* [Task goal]
Each record should be given again exactly, and any picture in it left out.
-- Opening Marker --
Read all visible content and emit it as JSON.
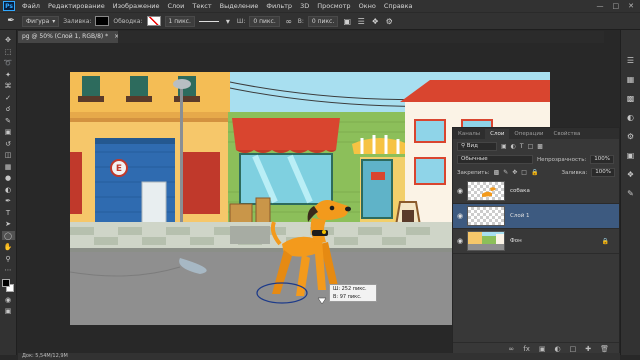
{
  "menu": {
    "logo": "Ps",
    "items": [
      "Файл",
      "Редактирование",
      "Изображение",
      "Слои",
      "Текст",
      "Выделение",
      "Фильтр",
      "3D",
      "Просмотр",
      "Окно",
      "Справка"
    ]
  },
  "options_bar": {
    "tool_mode": "Фигура",
    "fill_label": "Заливка:",
    "stroke_label": "Обводка:",
    "stroke_width": "1 пикс.",
    "width_label": "Ш:",
    "width_value": "0 пикс.",
    "height_label": "В:",
    "height_value": "0 пикс.",
    "fill_color": "#000000"
  },
  "document": {
    "tab_title": "pg @ 50% (Слой 1, RGB/8) *"
  },
  "tooltip": {
    "width_line": "Ш: 252 пикс.",
    "height_line": "В: 97 пикс."
  },
  "layers_panel": {
    "tabs": [
      "Каналы",
      "Слои",
      "Операции",
      "Свойства"
    ],
    "active_tab": "Слои",
    "search_kind": "Вид",
    "blend_mode": "Обычные",
    "opacity_label": "Непрозрачность:",
    "opacity_value": "100%",
    "lock_label": "Закрепить:",
    "fill_label": "Заливка:",
    "fill_value": "100%",
    "layers": [
      {
        "name": "собака",
        "visible": true,
        "selected": false,
        "locked": false
      },
      {
        "name": "Слой 1",
        "visible": true,
        "selected": true,
        "locked": false
      },
      {
        "name": "Фон",
        "visible": true,
        "selected": false,
        "locked": true
      }
    ]
  },
  "status_bar": {
    "text": "Док: 5,54М/12,9М"
  },
  "colors": {
    "accent": "#31a8ff",
    "selected_layer": "#3d5a80",
    "dog": "#f39a1c",
    "sky": "#a8dff0"
  }
}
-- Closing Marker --
* [Answer to this problem]
Read all visible content and emit it as JSON.
{
  "menu": {
    "logo": "Ps",
    "items": [
      "Файл",
      "Редактирование",
      "Изображение",
      "Слои",
      "Текст",
      "Выделение",
      "Фильтр",
      "3D",
      "Просмотр",
      "Окно",
      "Справка"
    ]
  },
  "options_bar": {
    "tool_mode": "Фигура",
    "fill_label": "Заливка:",
    "stroke_label": "Обводка:",
    "stroke_width": "1 пикс.",
    "width_label": "Ш:",
    "width_value": "0 пикс.",
    "height_label": "В:",
    "height_value": "0 пикс.",
    "fill_color": "#000000"
  },
  "document": {
    "tab_title": "pg @ 50% (Слой 1, RGB/8) *"
  },
  "tooltip": {
    "width_line": "Ш: 252 пикс.",
    "height_line": "В: 97 пикс."
  },
  "layers_panel": {
    "tabs": [
      "Каналы",
      "Слои",
      "Операции",
      "Свойства"
    ],
    "active_tab": "Слои",
    "search_kind": "Вид",
    "blend_mode": "Обычные",
    "opacity_label": "Непрозрачность:",
    "opacity_value": "100%",
    "lock_label": "Закрепить:",
    "fill_label": "Заливка:",
    "fill_value": "100%",
    "layers": [
      {
        "name": "собака",
        "visible": true,
        "selected": false,
        "locked": false
      },
      {
        "name": "Слой 1",
        "visible": true,
        "selected": true,
        "locked": false
      },
      {
        "name": "Фон",
        "visible": true,
        "selected": false,
        "locked": true
      }
    ]
  },
  "status_bar": {
    "text": "Док: 5,54М/12,9М"
  },
  "colors": {
    "accent": "#31a8ff",
    "selected_layer": "#3d5a80",
    "dog": "#f39a1c",
    "sky": "#a8dff0"
  }
}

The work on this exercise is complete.